DVD Review: ‘Northwest’

The second crime thriller to come from director Michael Noer (whose previous film, 2010’s R: Hit First, Hit Hardest, was a collaboration between himself and fellow Dane Tobias Lindholm), Northwest (2013) does little that’s new but still does enough to grip and occasionally thrill over the course of its necessarily brief runtime. Taking place within the Nordvest suburb of Copenhagen, notorious for its high crime rates and relative poverty, Noer’s dark tale of low-level drug dealers and seedy sex traffickers is at its best when at home with the film’s two shaven-headed brothers, the eldest of whom quickly finds himself seduced by the types of luxuries a life of crime can offer a willing footsoldier with “balls of steel”.
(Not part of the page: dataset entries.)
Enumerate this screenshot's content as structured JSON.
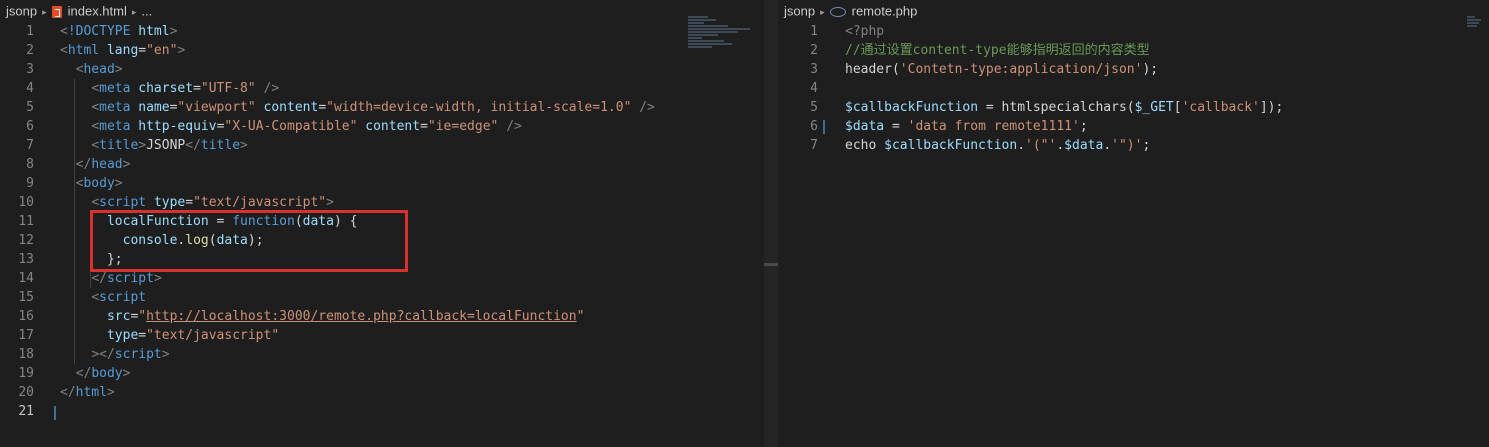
{
  "left": {
    "breadcrumb": {
      "folder": "jsonp",
      "file": "index.html",
      "more": "..."
    },
    "lines": [
      [
        [
          "p",
          "<"
        ],
        [
          "t",
          "!DOCTYPE"
        ],
        [
          "w",
          " "
        ],
        [
          "a",
          "html"
        ],
        [
          "p",
          ">"
        ]
      ],
      [
        [
          "p",
          "<"
        ],
        [
          "t",
          "html"
        ],
        [
          "w",
          " "
        ],
        [
          "a",
          "lang"
        ],
        [
          "w",
          "="
        ],
        [
          "s",
          "\"en\""
        ],
        [
          "p",
          ">"
        ]
      ],
      [
        [
          "w",
          "  "
        ],
        [
          "p",
          "<"
        ],
        [
          "t",
          "head"
        ],
        [
          "p",
          ">"
        ]
      ],
      [
        [
          "w",
          "    "
        ],
        [
          "p",
          "<"
        ],
        [
          "t",
          "meta"
        ],
        [
          "w",
          " "
        ],
        [
          "a",
          "charset"
        ],
        [
          "w",
          "="
        ],
        [
          "s",
          "\"UTF-8\""
        ],
        [
          "w",
          " "
        ],
        [
          "p",
          "/>"
        ]
      ],
      [
        [
          "w",
          "    "
        ],
        [
          "p",
          "<"
        ],
        [
          "t",
          "meta"
        ],
        [
          "w",
          " "
        ],
        [
          "a",
          "name"
        ],
        [
          "w",
          "="
        ],
        [
          "s",
          "\"viewport\""
        ],
        [
          "w",
          " "
        ],
        [
          "a",
          "content"
        ],
        [
          "w",
          "="
        ],
        [
          "s",
          "\"width=device-width, initial-scale=1.0\""
        ],
        [
          "w",
          " "
        ],
        [
          "p",
          "/>"
        ]
      ],
      [
        [
          "w",
          "    "
        ],
        [
          "p",
          "<"
        ],
        [
          "t",
          "meta"
        ],
        [
          "w",
          " "
        ],
        [
          "a",
          "http-equiv"
        ],
        [
          "w",
          "="
        ],
        [
          "s",
          "\"X-UA-Compatible\""
        ],
        [
          "w",
          " "
        ],
        [
          "a",
          "content"
        ],
        [
          "w",
          "="
        ],
        [
          "s",
          "\"ie=edge\""
        ],
        [
          "w",
          " "
        ],
        [
          "p",
          "/>"
        ]
      ],
      [
        [
          "w",
          "    "
        ],
        [
          "p",
          "<"
        ],
        [
          "t",
          "title"
        ],
        [
          "p",
          ">"
        ],
        [
          "w",
          "JSONP"
        ],
        [
          "p",
          "</"
        ],
        [
          "t",
          "title"
        ],
        [
          "p",
          ">"
        ]
      ],
      [
        [
          "w",
          "  "
        ],
        [
          "p",
          "</"
        ],
        [
          "t",
          "head"
        ],
        [
          "p",
          ">"
        ]
      ],
      [
        [
          "w",
          "  "
        ],
        [
          "p",
          "<"
        ],
        [
          "t",
          "body"
        ],
        [
          "p",
          ">"
        ]
      ],
      [
        [
          "w",
          "    "
        ],
        [
          "p",
          "<"
        ],
        [
          "t",
          "script"
        ],
        [
          "w",
          " "
        ],
        [
          "a",
          "type"
        ],
        [
          "w",
          "="
        ],
        [
          "s",
          "\"text/javascript\""
        ],
        [
          "p",
          ">"
        ]
      ],
      [
        [
          "w",
          "      "
        ],
        [
          "v",
          "localFunction"
        ],
        [
          "w",
          " = "
        ],
        [
          "k",
          "function"
        ],
        [
          "w",
          "("
        ],
        [
          "v",
          "data"
        ],
        [
          "w",
          ") {"
        ]
      ],
      [
        [
          "w",
          "        "
        ],
        [
          "v",
          "console"
        ],
        [
          "w",
          "."
        ],
        [
          "y",
          "log"
        ],
        [
          "w",
          "("
        ],
        [
          "v",
          "data"
        ],
        [
          "w",
          ");"
        ]
      ],
      [
        [
          "w",
          "      };"
        ]
      ],
      [
        [
          "w",
          "    "
        ],
        [
          "p",
          "</"
        ],
        [
          "t",
          "script"
        ],
        [
          "p",
          ">"
        ]
      ],
      [
        [
          "w",
          "    "
        ],
        [
          "p",
          "<"
        ],
        [
          "t",
          "script"
        ]
      ],
      [
        [
          "w",
          "      "
        ],
        [
          "a",
          "src"
        ],
        [
          "w",
          "="
        ],
        [
          "s",
          "\""
        ],
        [
          "u",
          "http://localhost:3000/remote.php?callback=localFunction"
        ],
        [
          "s",
          "\""
        ]
      ],
      [
        [
          "w",
          "      "
        ],
        [
          "a",
          "type"
        ],
        [
          "w",
          "="
        ],
        [
          "s",
          "\"text/javascript\""
        ]
      ],
      [
        [
          "w",
          "    "
        ],
        [
          "p",
          "></"
        ],
        [
          "t",
          "script"
        ],
        [
          "p",
          ">"
        ]
      ],
      [
        [
          "w",
          "  "
        ],
        [
          "p",
          "</"
        ],
        [
          "t",
          "body"
        ],
        [
          "p",
          ">"
        ]
      ],
      [
        [
          "p",
          "</"
        ],
        [
          "t",
          "html"
        ],
        [
          "p",
          ">"
        ]
      ],
      []
    ],
    "active_line": 21
  },
  "right": {
    "breadcrumb": {
      "folder": "jsonp",
      "file": "remote.php"
    },
    "lines": [
      [
        [
          "p",
          "<?php"
        ]
      ],
      [
        [
          "c",
          "//通过设置content-type能够指明返回的内容类型"
        ]
      ],
      [
        [
          "w",
          "header("
        ],
        [
          "s",
          "'Contetn-type:application/json'"
        ],
        [
          "w",
          ");"
        ]
      ],
      [],
      [
        [
          "v",
          "$callbackFunction"
        ],
        [
          "w",
          " = htmlspecialchars("
        ],
        [
          "v",
          "$_GET"
        ],
        [
          "w",
          "["
        ],
        [
          "s",
          "'callback'"
        ],
        [
          "w",
          "]);"
        ]
      ],
      [
        [
          "v",
          "$data"
        ],
        [
          "w",
          " = "
        ],
        [
          "s",
          "'data from remote1111'"
        ],
        [
          "w",
          ";"
        ]
      ],
      [
        [
          "w",
          "echo "
        ],
        [
          "v",
          "$callbackFunction"
        ],
        [
          "w",
          "."
        ],
        [
          "s",
          "'(\"'"
        ],
        [
          "w",
          "."
        ],
        [
          "v",
          "$data"
        ],
        [
          "w",
          "."
        ],
        [
          "s",
          "'\")'"
        ],
        [
          "w",
          ";"
        ]
      ]
    ]
  }
}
Rising star Gustav Dyekjær Giese plays eighteen-year-old protagonist Casper, who lives in the infamous Nordvest suburb of Copenhagen with his mother Olivia (Lene Maria Christensen), brother Andy (Gustav’s real-life sibling Oscar Dyekjær Giese) and sister Freja (Annemieke Bredahl Peppink). Casper makes ends meet as a small-time housebreaker, selling his wares to neighbourhood fence Jamal (Dulfi Al-Jabouri). However, when a rival gangster, Bjørn (a suitably menacing Roland Møller), offers Caspar better terms in exchange for a top-of-the-range TV and sound system, our man is easily drawn into betraying his former employer. Caught between two warring factions, whilst striving to keep his illegal activities from his single mother, it’s not long before the spinning plates begin to fall.

Noer does his best to make Casper a sympathetic figure, although it’s never quite clear just how impoverished his own family is (they own a reasonably-sized house and don’t seem to be struggling financially). Perhaps, then, the young Dane is lured into criminality simply because of the crowd he runs with, thus opening the door for the more impressionable Andy to walk through. Either way it’s all convincing enough, expertly shot by experienced cinematographer Magnus Nordenhof Jønck (Borgen, The Killing). This is a Denmark of greying suburbs rather than snowy vistas, where lives are lived out (or rather wasted) in dank basements away from prying eyes. Racial tensions simmer away under the fabric of society, with Jamal and his crew as untrusting of white Danes as has become customary in reverse. And yet Caspar, for a time, is the one able to move between, more interested in the colour of money than the colour of his employers.

Daniel Green